The Michigan house passed a broad religious freedom bill on Thursday that many believe provides a “license to discriminate” in the name of deeply held religious beliefs.
Hundreds of University of Oregon educators are striking for paid sick and parental leave and fair wages, the result of a year-long negotiation process between a graduate employees’ union and the university administration, including its president, whose field of research is family sociology and who has published studies on the importance of paid family leave.
The Wisconsin Public Service Commission approved changes to the state’s regulation of public utilities that will allow electric providers to nearly double their fixed rates in 2015.
The Department of Defense’s long-awaited report to President Obama on military sexual assault doesn’t show nearly enough progress in dealing with the problem, advocates for survivors say.
After all the votes were counted on Election Day, Republicans held a majority of seats in the New Mexico state house for the first time in 60 years.

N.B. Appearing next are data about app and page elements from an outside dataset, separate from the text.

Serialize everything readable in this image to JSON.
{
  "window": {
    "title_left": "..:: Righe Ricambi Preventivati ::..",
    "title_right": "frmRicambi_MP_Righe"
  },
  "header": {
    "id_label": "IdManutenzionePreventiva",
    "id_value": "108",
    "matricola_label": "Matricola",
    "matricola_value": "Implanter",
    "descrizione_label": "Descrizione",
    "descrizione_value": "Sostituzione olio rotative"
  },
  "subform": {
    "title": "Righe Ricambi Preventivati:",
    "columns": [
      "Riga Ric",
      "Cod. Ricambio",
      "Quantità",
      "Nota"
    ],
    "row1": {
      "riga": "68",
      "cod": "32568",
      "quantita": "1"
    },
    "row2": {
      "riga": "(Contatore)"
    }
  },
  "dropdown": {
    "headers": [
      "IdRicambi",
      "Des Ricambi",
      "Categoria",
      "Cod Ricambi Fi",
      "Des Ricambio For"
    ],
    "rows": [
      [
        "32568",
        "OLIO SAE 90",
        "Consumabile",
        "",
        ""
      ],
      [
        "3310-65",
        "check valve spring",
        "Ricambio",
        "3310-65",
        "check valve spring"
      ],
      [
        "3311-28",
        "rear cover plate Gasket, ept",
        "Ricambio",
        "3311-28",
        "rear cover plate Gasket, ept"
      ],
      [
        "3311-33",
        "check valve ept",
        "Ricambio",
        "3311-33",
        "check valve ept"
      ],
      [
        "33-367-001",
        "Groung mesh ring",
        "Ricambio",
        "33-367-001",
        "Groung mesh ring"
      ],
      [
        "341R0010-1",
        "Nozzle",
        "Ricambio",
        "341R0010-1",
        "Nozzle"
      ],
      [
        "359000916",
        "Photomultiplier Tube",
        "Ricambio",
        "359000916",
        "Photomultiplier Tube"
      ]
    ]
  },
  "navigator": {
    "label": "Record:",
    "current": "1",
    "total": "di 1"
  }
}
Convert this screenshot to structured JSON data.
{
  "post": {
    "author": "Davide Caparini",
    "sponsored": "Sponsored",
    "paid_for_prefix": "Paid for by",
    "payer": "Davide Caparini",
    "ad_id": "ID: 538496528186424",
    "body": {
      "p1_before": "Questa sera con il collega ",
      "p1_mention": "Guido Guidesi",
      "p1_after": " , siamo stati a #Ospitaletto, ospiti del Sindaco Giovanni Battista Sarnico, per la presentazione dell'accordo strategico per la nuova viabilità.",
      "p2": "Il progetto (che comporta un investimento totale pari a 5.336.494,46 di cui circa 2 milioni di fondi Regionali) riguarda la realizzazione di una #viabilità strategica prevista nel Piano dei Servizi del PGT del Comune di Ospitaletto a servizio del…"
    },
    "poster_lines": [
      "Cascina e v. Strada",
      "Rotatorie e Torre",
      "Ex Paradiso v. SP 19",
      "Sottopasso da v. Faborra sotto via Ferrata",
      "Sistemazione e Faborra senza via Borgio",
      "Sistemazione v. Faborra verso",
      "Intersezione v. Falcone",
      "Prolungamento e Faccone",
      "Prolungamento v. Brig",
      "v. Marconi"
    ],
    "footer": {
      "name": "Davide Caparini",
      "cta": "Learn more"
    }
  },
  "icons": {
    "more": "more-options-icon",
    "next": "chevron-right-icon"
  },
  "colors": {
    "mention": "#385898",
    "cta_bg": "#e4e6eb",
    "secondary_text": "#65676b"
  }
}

This change in the political landscape could threaten abortion access not just in the state, but throughout the Southwest, where anti-choice policymakers have severely limited abortion rights.
The regulatory process set in motion by the vote can take up to two years to complete, but could result in the effective reversal of the law, which threatens to close the state’s 18 abortion clinics.
A new memo from the Department of Education clearly explains that schools cannot discriminate against transgender students on the basis of sex, and that, for the purpose of single-sex education, schools should treat these students based on their gender identity rather than the sex they were assigned at birth.
Wednesday’s ruling declared a 2013 law that requires all abortion clinics meet the same architectural requirements as surgical centers unconstitutionally singled out a Lafayette clinic for closure.
Advocates in California are already looking for ways to expand health-care access to the immigrants newly protected from deportation following President Obama’s executive order on immigration.
Members of the New York congressional delegation expressed outrage on Wednesday after the news that a grand jury decided to press no charges in the killing of Eric Garner, an unarmed Black man who died after being placed in a choke hold by a white NYPD officer.